Page and application data records
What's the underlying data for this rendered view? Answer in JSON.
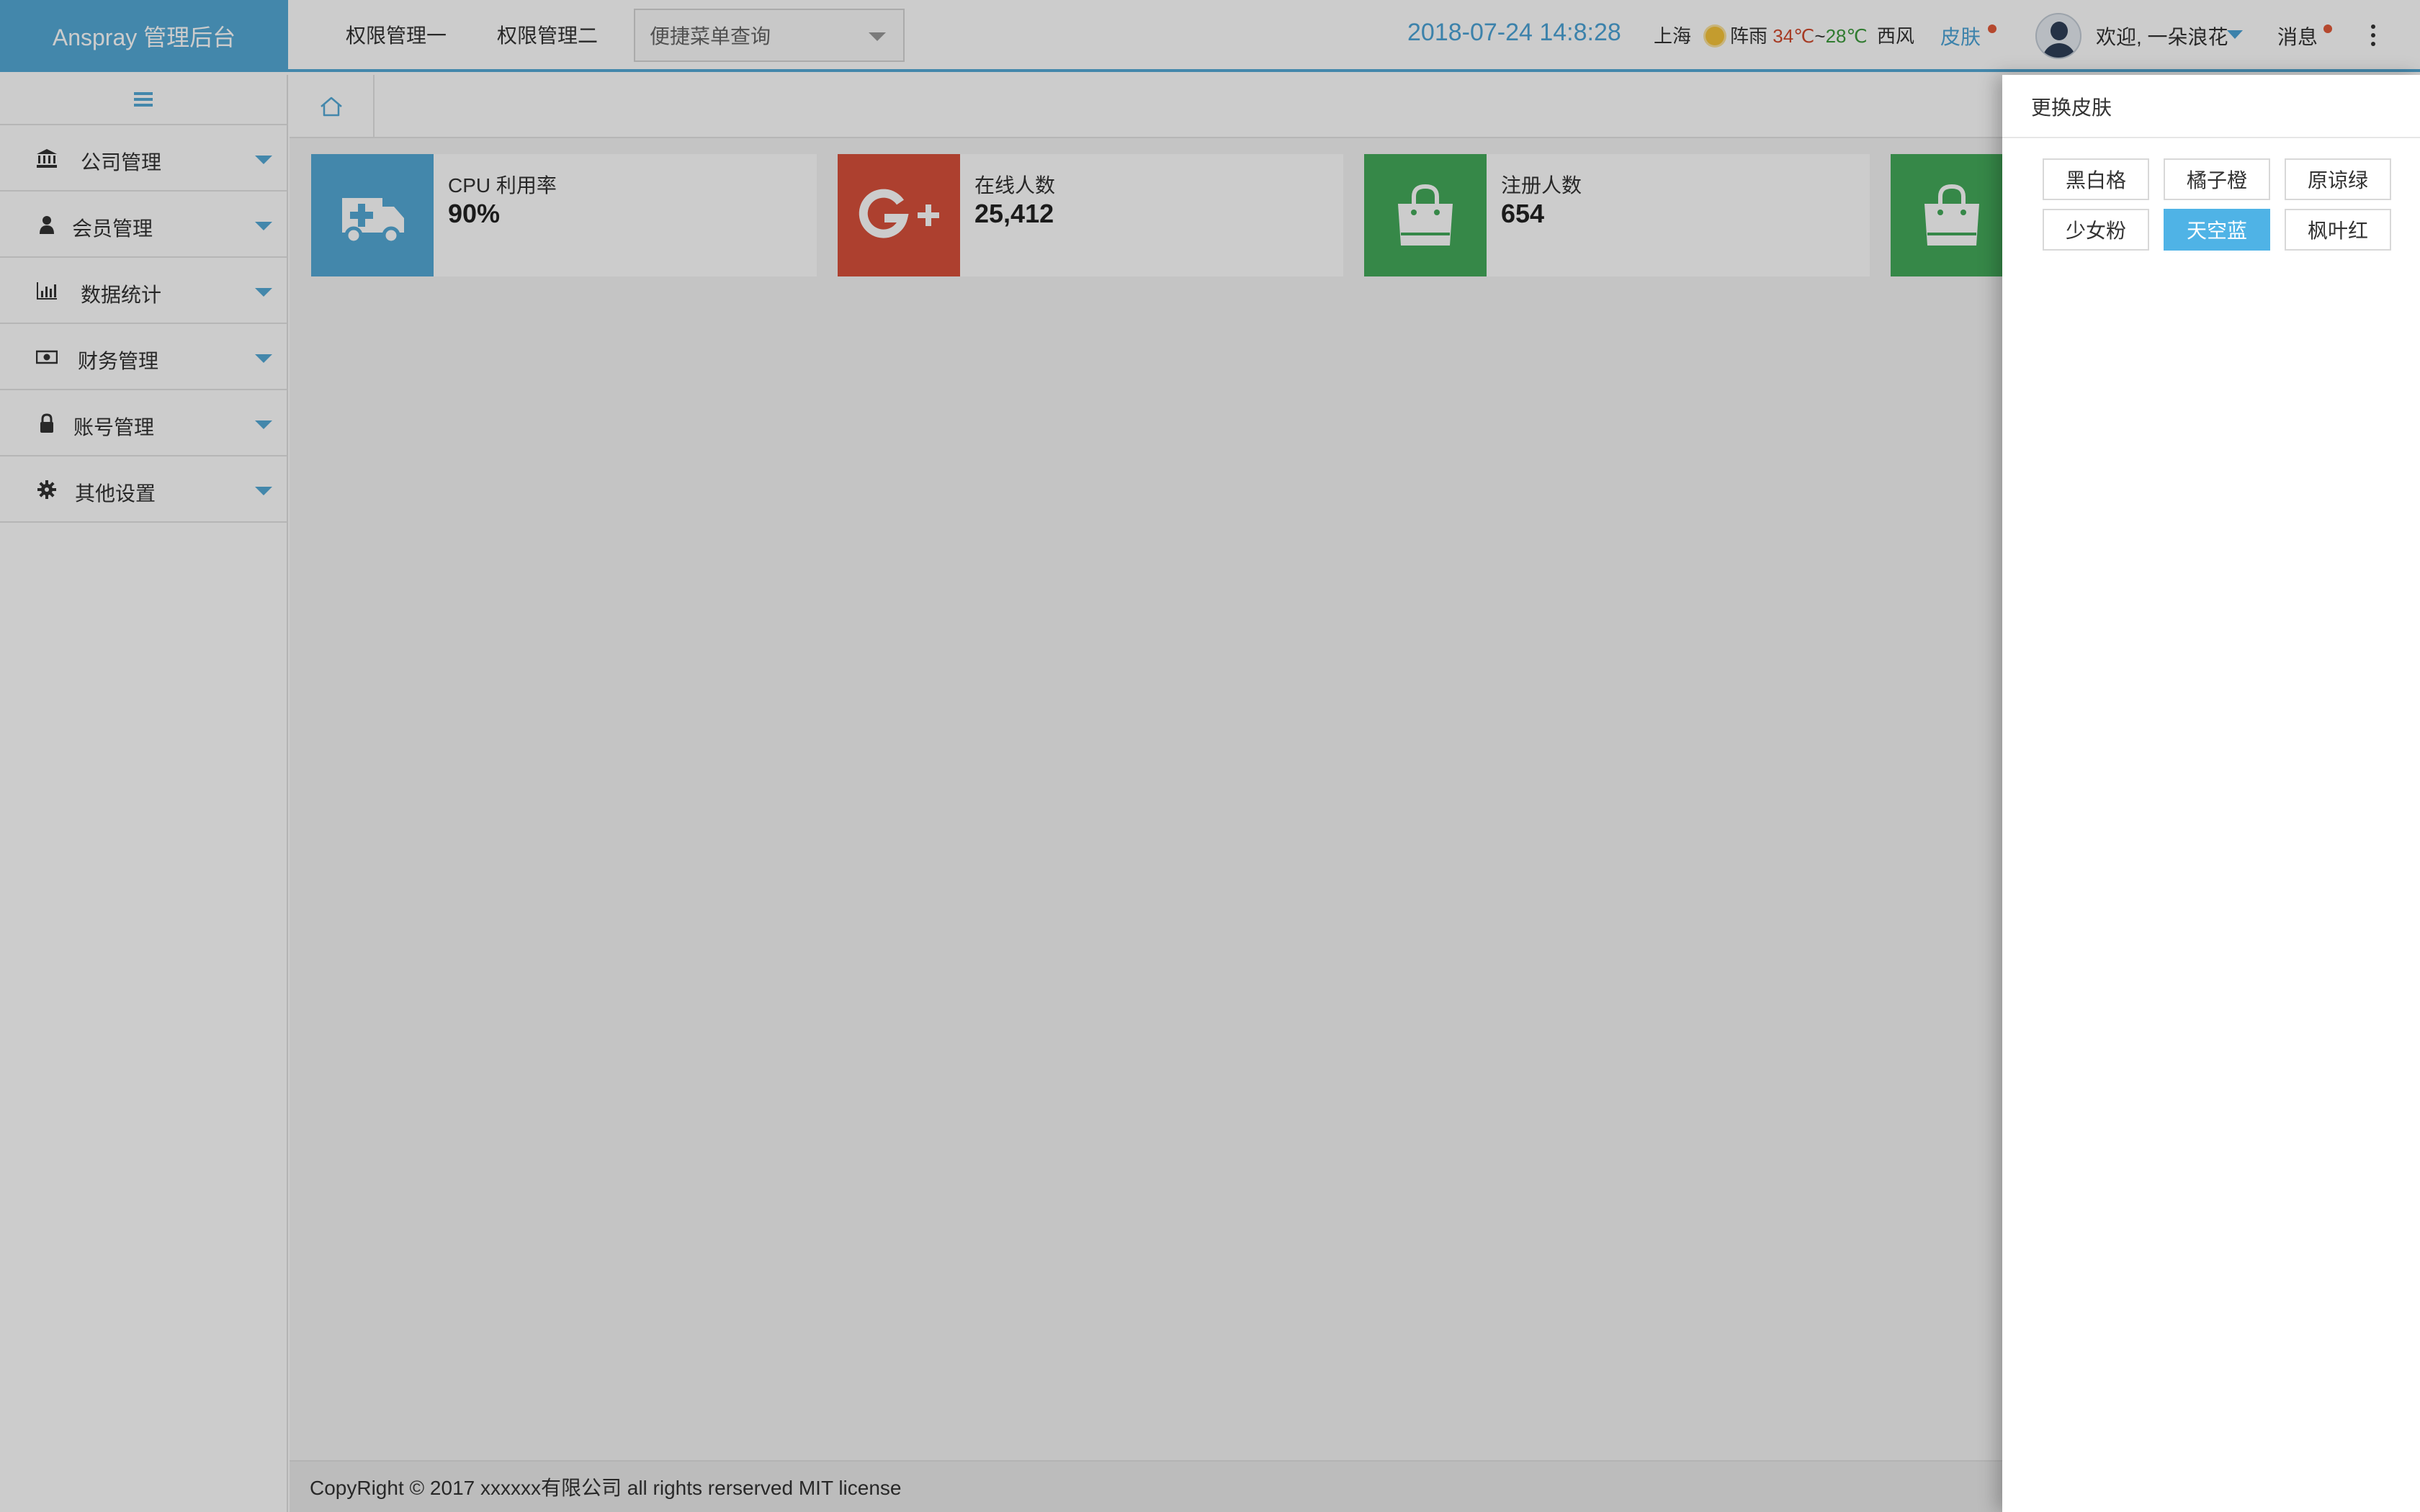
{
  "brand": {
    "title": "Anspray 管理后台"
  },
  "header": {
    "nav": [
      "权限管理一",
      "权限管理二"
    ],
    "search_placeholder": "便捷菜单查询",
    "datetime": "2018-07-24 14:8:28",
    "city": "上海",
    "weather": "阵雨",
    "temp_high": "34℃",
    "temp_sep": "~",
    "temp_low": "28℃",
    "wind": "西风",
    "skin_label": "皮肤",
    "welcome": "欢迎, 一朵浪花",
    "messages": "消息"
  },
  "sidebar": {
    "items": [
      {
        "label": "公司管理",
        "icon": "bank-icon"
      },
      {
        "label": "会员管理",
        "icon": "user-icon"
      },
      {
        "label": "数据统计",
        "icon": "bar-chart-icon"
      },
      {
        "label": "财务管理",
        "icon": "money-icon"
      },
      {
        "label": "账号管理",
        "icon": "lock-icon"
      },
      {
        "label": "其他设置",
        "icon": "gear-icon"
      }
    ]
  },
  "cards": [
    {
      "label": "CPU 利用率",
      "value": "90%",
      "color": "#54a9d6",
      "icon": "ambulance-icon"
    },
    {
      "label": "在线人数",
      "value": "25,412",
      "color": "#d9503b",
      "icon": "google-plus-icon"
    },
    {
      "label": "注册人数",
      "value": "654",
      "color": "#44ab5b",
      "icon": "shopping-bag-icon"
    },
    {
      "label": "",
      "value": "",
      "color": "#44ab5b",
      "icon": "shopping-bag-icon"
    }
  ],
  "footer": {
    "text": "CopyRight © 2017 xxxxxx有限公司 all rights rerserved MIT license"
  },
  "skin_panel": {
    "title": "更换皮肤",
    "options": [
      "黑白格",
      "橘子橙",
      "原谅绿",
      "少女粉",
      "天空蓝",
      "枫叶红"
    ],
    "selected": "天空蓝"
  },
  "colors": {
    "accent": "#54a9d6",
    "red_badge": "#e35a3a"
  }
}
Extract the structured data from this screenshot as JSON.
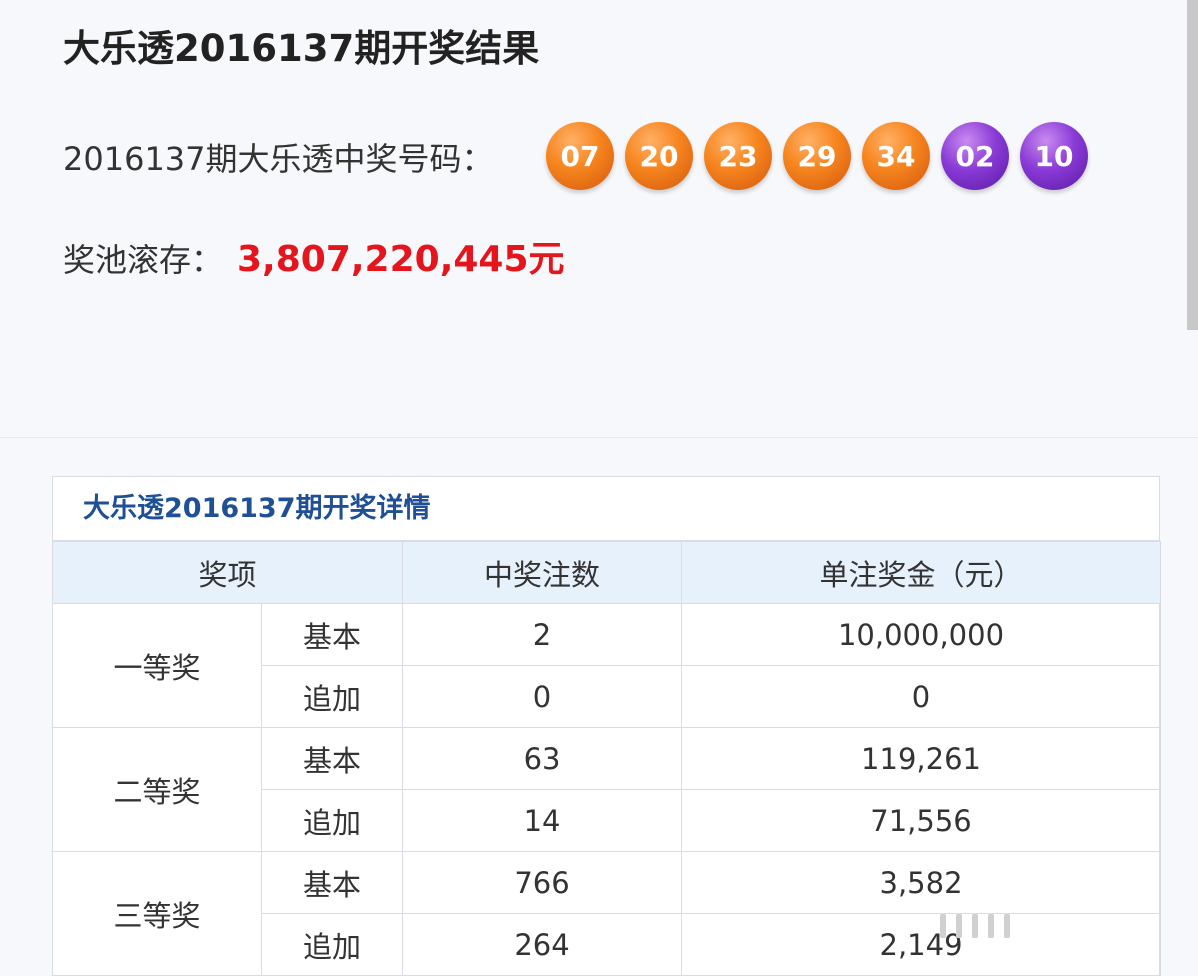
{
  "header": {
    "title": "大乐透2016137期开奖结果"
  },
  "draw": {
    "label": "2016137期大乐透中奖号码：",
    "front_balls": [
      "07",
      "20",
      "23",
      "29",
      "34"
    ],
    "back_balls": [
      "02",
      "10"
    ],
    "colors": {
      "front_ball": "#f7861f",
      "back_ball": "#8a3bd6"
    }
  },
  "pool": {
    "label": "奖池滚存：",
    "value": "3,807,220,445元",
    "color": "#e4151d"
  },
  "details": {
    "title": "大乐透2016137期开奖详情",
    "columns": [
      "奖项",
      "中奖注数",
      "单注奖金（元）"
    ],
    "rows": [
      {
        "prize": "一等奖",
        "type": "基本",
        "count": "2",
        "amount": "10,000,000"
      },
      {
        "prize": "",
        "type": "追加",
        "count": "0",
        "amount": "0"
      },
      {
        "prize": "二等奖",
        "type": "基本",
        "count": "63",
        "amount": "119,261"
      },
      {
        "prize": "",
        "type": "追加",
        "count": "14",
        "amount": "71,556"
      },
      {
        "prize": "三等奖",
        "type": "基本",
        "count": "766",
        "amount": "3,582"
      },
      {
        "prize": "",
        "type": "追加",
        "count": "264",
        "amount": "2,149"
      }
    ]
  }
}
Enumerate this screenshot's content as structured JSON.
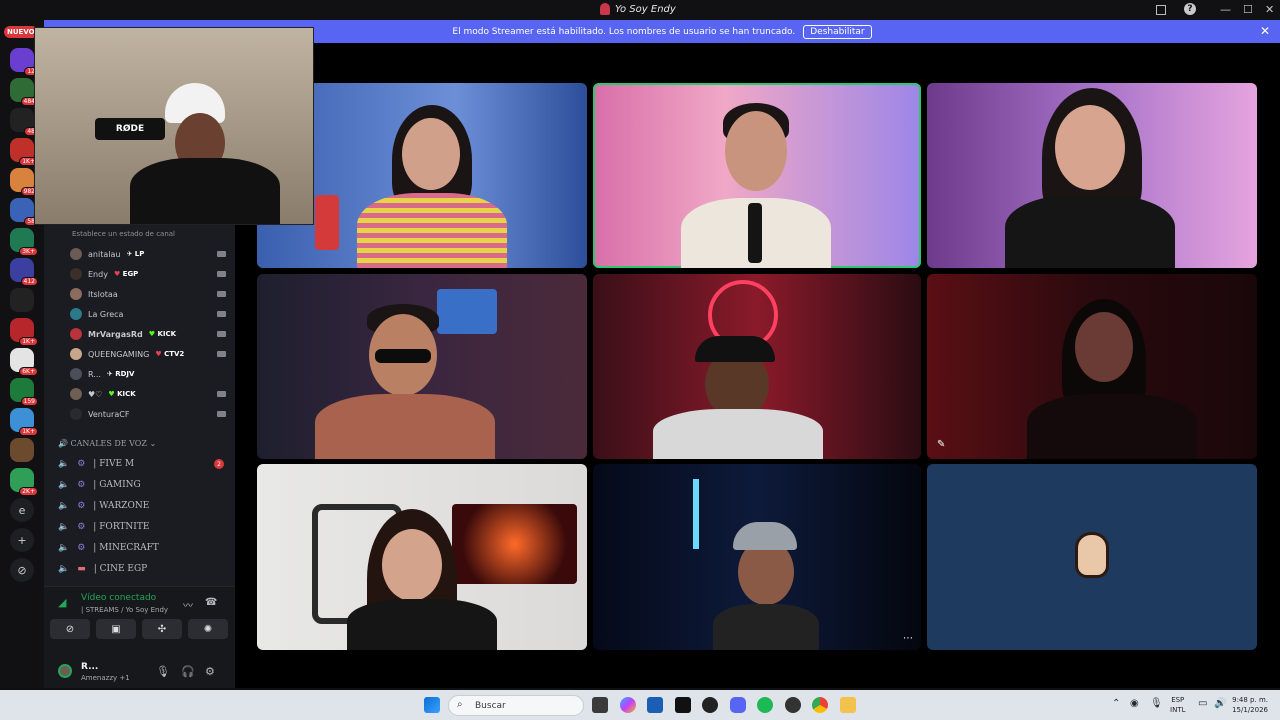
{
  "window": {
    "title": "Yo Soy Endy",
    "controls": [
      "—",
      "☐",
      "✕"
    ]
  },
  "banner": {
    "message": "El modo Streamer está habilitado. Los nombres de usuario se han truncado.",
    "button": "Deshabilitar"
  },
  "rail": {
    "new_badge": "NUEVO",
    "servers": [
      {
        "count": "12",
        "color": "#6a3fd0"
      },
      {
        "count": "484",
        "color": "#2e6b35"
      },
      {
        "count": "48",
        "color": "#222"
      },
      {
        "count": "1K+",
        "color": "#c0302b"
      },
      {
        "count": "982",
        "color": "#d9823d"
      },
      {
        "count": "58",
        "color": "#3a63b8"
      },
      {
        "count": "3K+",
        "color": "#1f7a54"
      },
      {
        "count": "412",
        "color": "#3a3fa0"
      },
      {
        "count": "",
        "color": "#222"
      },
      {
        "count": "1K+",
        "color": "#b7262a"
      },
      {
        "count": "6K+",
        "color": "#e4e4e4"
      },
      {
        "count": "159",
        "color": "#1d7a3a"
      },
      {
        "count": "1K+",
        "color": "#3d8fd6"
      },
      {
        "count": "",
        "color": "#6b4a2d"
      },
      {
        "count": "2K+",
        "color": "#2f9e57"
      }
    ],
    "letter_server": "e",
    "add_icon": "+",
    "discover_icon": "⊘"
  },
  "sidebar": {
    "channel_hint": "Establece un estado de canal",
    "voice_users": [
      {
        "name": "anitalau",
        "tag": "LP",
        "tag_icon": "✈"
      },
      {
        "name": "Endy",
        "tag": "EGP",
        "tag_icon": "♥"
      },
      {
        "name": "Itslotaa",
        "tag": "",
        "tag_icon": ""
      },
      {
        "name": "La Greca",
        "tag": "",
        "tag_icon": ""
      },
      {
        "name": "MrVargasRd",
        "tag": "KICK",
        "tag_icon": "♥"
      },
      {
        "name": "QUEENGAMING",
        "tag": "CTV2",
        "tag_icon": "♥"
      },
      {
        "name": "R...",
        "tag": "RDJV",
        "tag_icon": "✈"
      },
      {
        "name": "♥♡",
        "tag": "KICK",
        "tag_icon": "♥"
      },
      {
        "name": "VenturaCF",
        "tag": "",
        "tag_icon": ""
      }
    ],
    "voice_category": "CANALES DE VOZ",
    "voice_channels": [
      {
        "name": "| FIVE M",
        "count": "2"
      },
      {
        "name": "| GAMING",
        "count": ""
      },
      {
        "name": "| WARZONE",
        "count": ""
      },
      {
        "name": "| FORTNITE",
        "count": ""
      },
      {
        "name": "| MINECRAFT",
        "count": ""
      },
      {
        "name": "| CINE EGP",
        "count": ""
      }
    ],
    "voice_panel": {
      "status": "Vídeo conectado",
      "channel": "| STREAMS / Yo Soy Endy"
    },
    "user": {
      "name": "R...",
      "status": "Amenazzy +1"
    }
  },
  "pip": {
    "mic_brand": "RØDE"
  },
  "taskbar": {
    "search_placeholder": "Buscar",
    "lang_top": "ESP",
    "lang_bottom": "INTL",
    "time": "9:48 p. m.",
    "date": "15/1/2026"
  },
  "colors": {
    "accent": "#5865f2",
    "speaking": "#2dc770",
    "danger": "#da373c"
  }
}
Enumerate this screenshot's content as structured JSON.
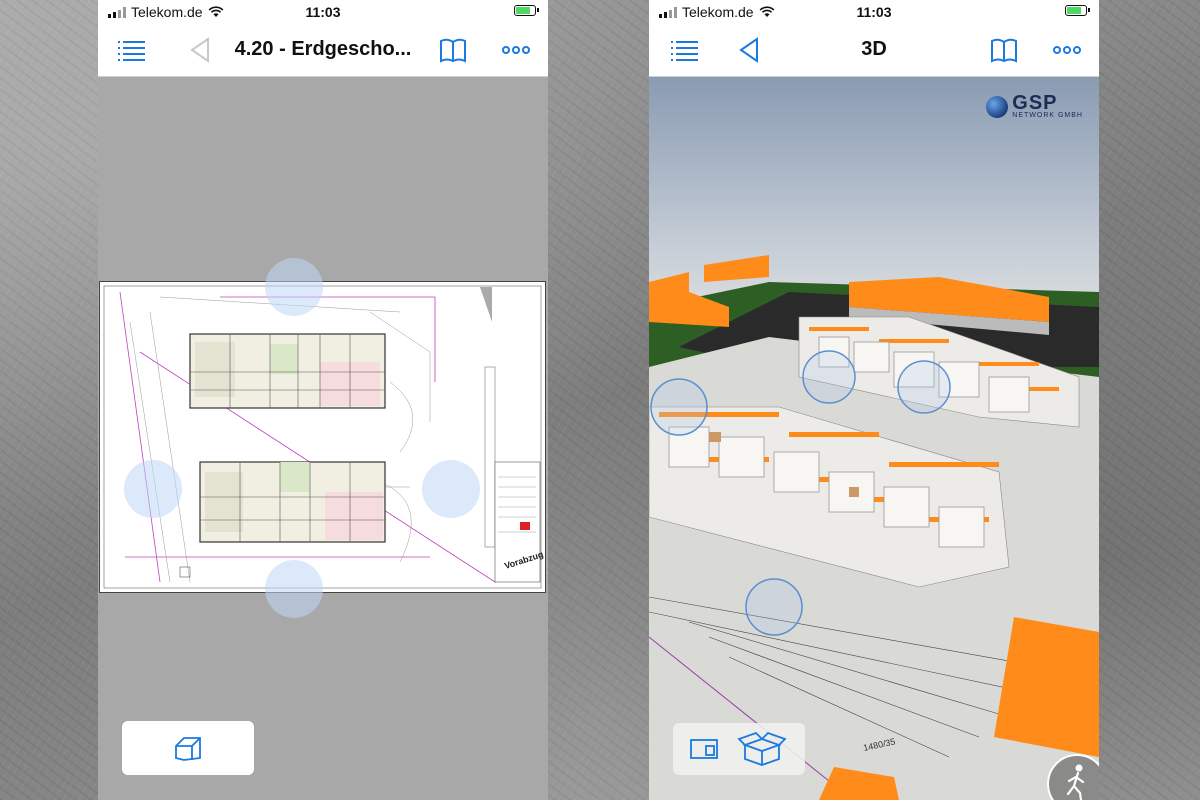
{
  "status_bar": {
    "carrier": "Telekom.de",
    "time": "11:03"
  },
  "left_screen": {
    "nav": {
      "title": "4.20 - Erdgescho...",
      "menu_icon": "list-icon",
      "back_icon": "back-triangle-icon",
      "book_icon": "book-icon",
      "more_icon": "more-dots-icon"
    },
    "plan_stamp": "Vorabzug",
    "bottom_toolbar": {
      "view_3d_icon": "cube-house-icon"
    }
  },
  "right_screen": {
    "nav": {
      "title": "3D",
      "menu_icon": "list-icon",
      "back_icon": "back-triangle-icon",
      "book_icon": "book-icon",
      "more_icon": "more-dots-icon"
    },
    "logo": {
      "name": "GSP",
      "sub": "NETWORK GMBH"
    },
    "dimension_label": "1480/35",
    "bottom_toolbar": {
      "plan_view_icon": "plan-card-icon",
      "model_view_icon": "open-box-icon"
    },
    "walk_icon": "walking-person-icon"
  },
  "colors": {
    "ios_blue": "#1a7ae0",
    "roof_orange": "#ff8c1a",
    "grass_green": "#2d5e23"
  }
}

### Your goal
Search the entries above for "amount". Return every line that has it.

### Output
        "amount": "10,000,000"
        "amount": "0"
        "amount": "119,261"
        "amount": "71,556"
        "amount": "3,582"
        "amount": "2,149"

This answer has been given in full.